◆ **YOUR OBJECTIVE**
Each record needs to be echoed exactly; can you do that?

◆ **EXERCISE DATA**
%%
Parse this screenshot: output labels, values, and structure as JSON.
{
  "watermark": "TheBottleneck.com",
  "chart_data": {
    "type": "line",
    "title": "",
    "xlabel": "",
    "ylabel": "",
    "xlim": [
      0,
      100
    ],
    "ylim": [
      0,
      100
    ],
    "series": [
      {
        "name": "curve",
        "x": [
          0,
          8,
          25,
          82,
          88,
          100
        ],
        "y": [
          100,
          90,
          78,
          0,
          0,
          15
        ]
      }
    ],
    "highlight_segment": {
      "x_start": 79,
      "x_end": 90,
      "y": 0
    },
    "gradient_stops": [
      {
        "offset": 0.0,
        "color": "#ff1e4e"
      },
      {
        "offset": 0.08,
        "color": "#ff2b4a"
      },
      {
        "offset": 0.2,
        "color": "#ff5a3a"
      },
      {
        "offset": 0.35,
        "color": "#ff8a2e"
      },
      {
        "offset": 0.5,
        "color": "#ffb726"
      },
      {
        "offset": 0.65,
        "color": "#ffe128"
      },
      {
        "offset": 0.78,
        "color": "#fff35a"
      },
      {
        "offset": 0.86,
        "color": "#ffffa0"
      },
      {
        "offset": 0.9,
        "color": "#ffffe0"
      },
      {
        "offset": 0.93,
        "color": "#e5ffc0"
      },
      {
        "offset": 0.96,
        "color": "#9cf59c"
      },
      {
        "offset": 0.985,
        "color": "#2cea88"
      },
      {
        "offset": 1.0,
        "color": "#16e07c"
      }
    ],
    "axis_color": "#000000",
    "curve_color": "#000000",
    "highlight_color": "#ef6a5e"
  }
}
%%
◆ **TASK SOLUTION**
Parse this screenshot: output labels, values, and structure as JSON.
{
  "watermark": "TheBottleneck.com",
  "chart_data": {
    "type": "line",
    "title": "",
    "xlabel": "",
    "ylabel": "",
    "xlim": [
      0,
      100
    ],
    "ylim": [
      0,
      100
    ],
    "series": [
      {
        "name": "curve",
        "x": [
          0,
          8,
          25,
          82,
          88,
          100
        ],
        "y": [
          100,
          90,
          78,
          0,
          0,
          15
        ]
      }
    ],
    "highlight_segment": {
      "x_start": 79,
      "x_end": 90,
      "y": 0
    },
    "gradient_stops": [
      {
        "offset": 0.0,
        "color": "#ff1e4e"
      },
      {
        "offset": 0.08,
        "color": "#ff2b4a"
      },
      {
        "offset": 0.2,
        "color": "#ff5a3a"
      },
      {
        "offset": 0.35,
        "color": "#ff8a2e"
      },
      {
        "offset": 0.5,
        "color": "#ffb726"
      },
      {
        "offset": 0.65,
        "color": "#ffe128"
      },
      {
        "offset": 0.78,
        "color": "#fff35a"
      },
      {
        "offset": 0.86,
        "color": "#ffffa0"
      },
      {
        "offset": 0.9,
        "color": "#ffffe0"
      },
      {
        "offset": 0.93,
        "color": "#e5ffc0"
      },
      {
        "offset": 0.96,
        "color": "#9cf59c"
      },
      {
        "offset": 0.985,
        "color": "#2cea88"
      },
      {
        "offset": 1.0,
        "color": "#16e07c"
      }
    ],
    "axis_color": "#000000",
    "curve_color": "#000000",
    "highlight_color": "#ef6a5e"
  }
}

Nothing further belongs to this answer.